AIM OF THE TASK » Each line below needs to be restated word for word.

[Items from an interface collection]

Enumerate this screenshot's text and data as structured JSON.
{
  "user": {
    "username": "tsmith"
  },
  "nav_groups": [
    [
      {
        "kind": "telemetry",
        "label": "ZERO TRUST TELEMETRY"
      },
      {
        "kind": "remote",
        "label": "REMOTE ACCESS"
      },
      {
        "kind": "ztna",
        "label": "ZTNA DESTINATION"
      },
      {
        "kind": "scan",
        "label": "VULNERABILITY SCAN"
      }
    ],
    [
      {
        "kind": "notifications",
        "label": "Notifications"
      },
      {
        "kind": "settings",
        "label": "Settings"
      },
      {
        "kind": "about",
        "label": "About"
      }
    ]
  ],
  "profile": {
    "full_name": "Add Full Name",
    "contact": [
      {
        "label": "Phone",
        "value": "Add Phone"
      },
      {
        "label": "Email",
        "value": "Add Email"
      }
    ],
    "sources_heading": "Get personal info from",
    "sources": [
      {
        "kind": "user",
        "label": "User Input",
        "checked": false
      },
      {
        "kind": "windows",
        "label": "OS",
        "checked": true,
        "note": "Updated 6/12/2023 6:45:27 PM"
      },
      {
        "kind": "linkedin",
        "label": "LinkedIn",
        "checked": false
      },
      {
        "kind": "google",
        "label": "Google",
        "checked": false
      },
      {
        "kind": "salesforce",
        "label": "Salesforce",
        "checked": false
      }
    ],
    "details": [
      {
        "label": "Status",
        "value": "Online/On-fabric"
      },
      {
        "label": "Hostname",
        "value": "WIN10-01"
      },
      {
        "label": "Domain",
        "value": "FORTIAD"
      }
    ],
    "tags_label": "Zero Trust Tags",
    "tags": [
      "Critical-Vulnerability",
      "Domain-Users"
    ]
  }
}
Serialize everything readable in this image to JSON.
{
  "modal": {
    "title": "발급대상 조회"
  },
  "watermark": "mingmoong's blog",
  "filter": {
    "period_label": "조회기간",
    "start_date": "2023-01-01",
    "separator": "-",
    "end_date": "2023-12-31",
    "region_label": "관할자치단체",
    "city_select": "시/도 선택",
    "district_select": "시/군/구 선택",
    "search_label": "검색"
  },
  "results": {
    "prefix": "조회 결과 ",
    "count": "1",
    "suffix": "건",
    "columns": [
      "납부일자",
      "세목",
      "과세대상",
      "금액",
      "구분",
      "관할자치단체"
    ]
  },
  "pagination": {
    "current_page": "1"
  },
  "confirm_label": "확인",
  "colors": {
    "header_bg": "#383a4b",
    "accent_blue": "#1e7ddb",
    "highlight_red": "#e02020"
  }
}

ANSWER FOR THE TASK »
Enumerate this screenshot's text and data as structured JSON.
{
  "user": {
    "username": "tsmith"
  },
  "nav_groups": [
    [
      {
        "kind": "telemetry",
        "label": "ZERO TRUST TELEMETRY"
      },
      {
        "kind": "remote",
        "label": "REMOTE ACCESS"
      },
      {
        "kind": "ztna",
        "label": "ZTNA DESTINATION"
      },
      {
        "kind": "scan",
        "label": "VULNERABILITY SCAN"
      }
    ],
    [
      {
        "kind": "notifications",
        "label": "Notifications"
      },
      {
        "kind": "settings",
        "label": "Settings"
      },
      {
        "kind": "about",
        "label": "About"
      }
    ]
  ],
  "profile": {
    "full_name": "Add Full Name",
    "contact": [
      {
        "label": "Phone",
        "value": "Add Phone"
      },
      {
        "label": "Email",
        "value": "Add Email"
      }
    ],
    "sources_heading": "Get personal info from",
    "sources": [
      {
        "kind": "user",
        "label": "User Input",
        "checked": false
      },
      {
        "kind": "windows",
        "label": "OS",
        "checked": true,
        "note": "Updated 6/12/2023 6:45:27 PM"
      },
      {
        "kind": "linkedin",
        "label": "LinkedIn",
        "checked": false
      },
      {
        "kind": "google",
        "label": "Google",
        "checked": false
      },
      {
        "kind": "salesforce",
        "label": "Salesforce",
        "checked": false
      }
    ],
    "details": [
      {
        "label": "Status",
        "value": "Online/On-fabric"
      },
      {
        "label": "Hostname",
        "value": "WIN10-01"
      },
      {
        "label": "Domain",
        "value": "FORTIAD"
      }
    ],
    "tags_label": "Zero Trust Tags",
    "tags": [
      "Critical-Vulnerability",
      "Domain-Users"
    ]
  }
}
Serialize everything readable in this image to JSON.
{
  "modal": {
    "title": "발급대상 조회"
  },
  "watermark": "mingmoong's blog",
  "filter": {
    "period_label": "조회기간",
    "start_date": "2023-01-01",
    "separator": "-",
    "end_date": "2023-12-31",
    "region_label": "관할자치단체",
    "city_select": "시/도 선택",
    "district_select": "시/군/구 선택",
    "search_label": "검색"
  },
  "results": {
    "prefix": "조회 결과 ",
    "count": "1",
    "suffix": "건",
    "columns": [
      "납부일자",
      "세목",
      "과세대상",
      "금액",
      "구분",
      "관할자치단체"
    ]
  },
  "pagination": {
    "current_page": "1"
  },
  "confirm_label": "확인",
  "colors": {
    "header_bg": "#383a4b",
    "accent_blue": "#1e7ddb",
    "highlight_red": "#e02020"
  }
}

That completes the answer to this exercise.